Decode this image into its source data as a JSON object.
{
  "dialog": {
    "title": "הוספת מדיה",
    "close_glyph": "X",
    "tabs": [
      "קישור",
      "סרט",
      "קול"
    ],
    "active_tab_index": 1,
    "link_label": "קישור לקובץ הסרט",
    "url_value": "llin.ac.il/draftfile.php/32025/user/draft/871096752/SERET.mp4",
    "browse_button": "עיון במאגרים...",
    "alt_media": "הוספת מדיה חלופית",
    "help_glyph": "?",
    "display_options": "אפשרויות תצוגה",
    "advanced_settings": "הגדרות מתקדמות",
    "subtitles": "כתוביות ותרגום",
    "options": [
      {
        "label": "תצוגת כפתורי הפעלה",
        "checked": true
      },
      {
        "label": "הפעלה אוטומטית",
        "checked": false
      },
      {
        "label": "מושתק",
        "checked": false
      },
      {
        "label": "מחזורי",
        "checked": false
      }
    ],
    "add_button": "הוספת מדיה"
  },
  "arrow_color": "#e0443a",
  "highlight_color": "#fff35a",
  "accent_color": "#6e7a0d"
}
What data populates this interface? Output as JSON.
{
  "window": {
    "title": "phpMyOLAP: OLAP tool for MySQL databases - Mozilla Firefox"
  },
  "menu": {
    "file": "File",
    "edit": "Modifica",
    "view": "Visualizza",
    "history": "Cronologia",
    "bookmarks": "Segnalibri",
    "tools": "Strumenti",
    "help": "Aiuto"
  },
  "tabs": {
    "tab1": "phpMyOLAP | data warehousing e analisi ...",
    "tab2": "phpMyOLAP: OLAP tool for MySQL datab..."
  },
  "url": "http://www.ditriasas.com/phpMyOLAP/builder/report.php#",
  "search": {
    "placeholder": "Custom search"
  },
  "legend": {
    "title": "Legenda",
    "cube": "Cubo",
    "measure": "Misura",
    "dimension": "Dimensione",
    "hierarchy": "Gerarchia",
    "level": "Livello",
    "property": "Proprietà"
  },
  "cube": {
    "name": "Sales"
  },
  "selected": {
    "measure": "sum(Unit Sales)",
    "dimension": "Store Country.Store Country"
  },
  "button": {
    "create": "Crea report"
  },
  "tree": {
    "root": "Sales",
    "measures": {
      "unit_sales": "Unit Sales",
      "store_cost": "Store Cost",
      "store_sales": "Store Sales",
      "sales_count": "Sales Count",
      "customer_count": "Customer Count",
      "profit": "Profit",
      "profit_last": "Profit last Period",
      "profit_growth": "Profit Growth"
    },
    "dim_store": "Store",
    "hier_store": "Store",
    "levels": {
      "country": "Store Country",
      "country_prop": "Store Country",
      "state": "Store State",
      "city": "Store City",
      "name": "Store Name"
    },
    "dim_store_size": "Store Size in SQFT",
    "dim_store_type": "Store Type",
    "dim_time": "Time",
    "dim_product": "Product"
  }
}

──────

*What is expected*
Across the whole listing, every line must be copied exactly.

*Answer to this exercise*
Decode this image into its source data as a JSON object.
{
  "dialog": {
    "title": "הוספת מדיה",
    "close_glyph": "X",
    "tabs": [
      "קישור",
      "סרט",
      "קול"
    ],
    "active_tab_index": 1,
    "link_label": "קישור לקובץ הסרט",
    "url_value": "llin.ac.il/draftfile.php/32025/user/draft/871096752/SERET.mp4",
    "browse_button": "עיון במאגרים...",
    "alt_media": "הוספת מדיה חלופית",
    "help_glyph": "?",
    "display_options": "אפשרויות תצוגה",
    "advanced_settings": "הגדרות מתקדמות",
    "subtitles": "כתוביות ותרגום",
    "options": [
      {
        "label": "תצוגת כפתורי הפעלה",
        "checked": true
      },
      {
        "label": "הפעלה אוטומטית",
        "checked": false
      },
      {
        "label": "מושתק",
        "checked": false
      },
      {
        "label": "מחזורי",
        "checked": false
      }
    ],
    "add_button": "הוספת מדיה"
  },
  "arrow_color": "#e0443a",
  "highlight_color": "#fff35a",
  "accent_color": "#6e7a0d"
}
What data populates this interface? Output as JSON.
{
  "window": {
    "title": "phpMyOLAP: OLAP tool for MySQL databases - Mozilla Firefox"
  },
  "menu": {
    "file": "File",
    "edit": "Modifica",
    "view": "Visualizza",
    "history": "Cronologia",
    "bookmarks": "Segnalibri",
    "tools": "Strumenti",
    "help": "Aiuto"
  },
  "tabs": {
    "tab1": "phpMyOLAP | data warehousing e analisi ...",
    "tab2": "phpMyOLAP: OLAP tool for MySQL datab..."
  },
  "url": "http://www.ditriasas.com/phpMyOLAP/builder/report.php#",
  "search": {
    "placeholder": "Custom search"
  },
  "legend": {
    "title": "Legenda",
    "cube": "Cubo",
    "measure": "Misura",
    "dimension": "Dimensione",
    "hierarchy": "Gerarchia",
    "level": "Livello",
    "property": "Proprietà"
  },
  "cube": {
    "name": "Sales"
  },
  "selected": {
    "measure": "sum(Unit Sales)",
    "dimension": "Store Country.Store Country"
  },
  "button": {
    "create": "Crea report"
  },
  "tree": {
    "root": "Sales",
    "measures": {
      "unit_sales": "Unit Sales",
      "store_cost": "Store Cost",
      "store_sales": "Store Sales",
      "sales_count": "Sales Count",
      "customer_count": "Customer Count",
      "profit": "Profit",
      "profit_last": "Profit last Period",
      "profit_growth": "Profit Growth"
    },
    "dim_store": "Store",
    "hier_store": "Store",
    "levels": {
      "country": "Store Country",
      "country_prop": "Store Country",
      "state": "Store State",
      "city": "Store City",
      "name": "Store Name"
    },
    "dim_store_size": "Store Size in SQFT",
    "dim_store_type": "Store Type",
    "dim_time": "Time",
    "dim_product": "Product"
  }
}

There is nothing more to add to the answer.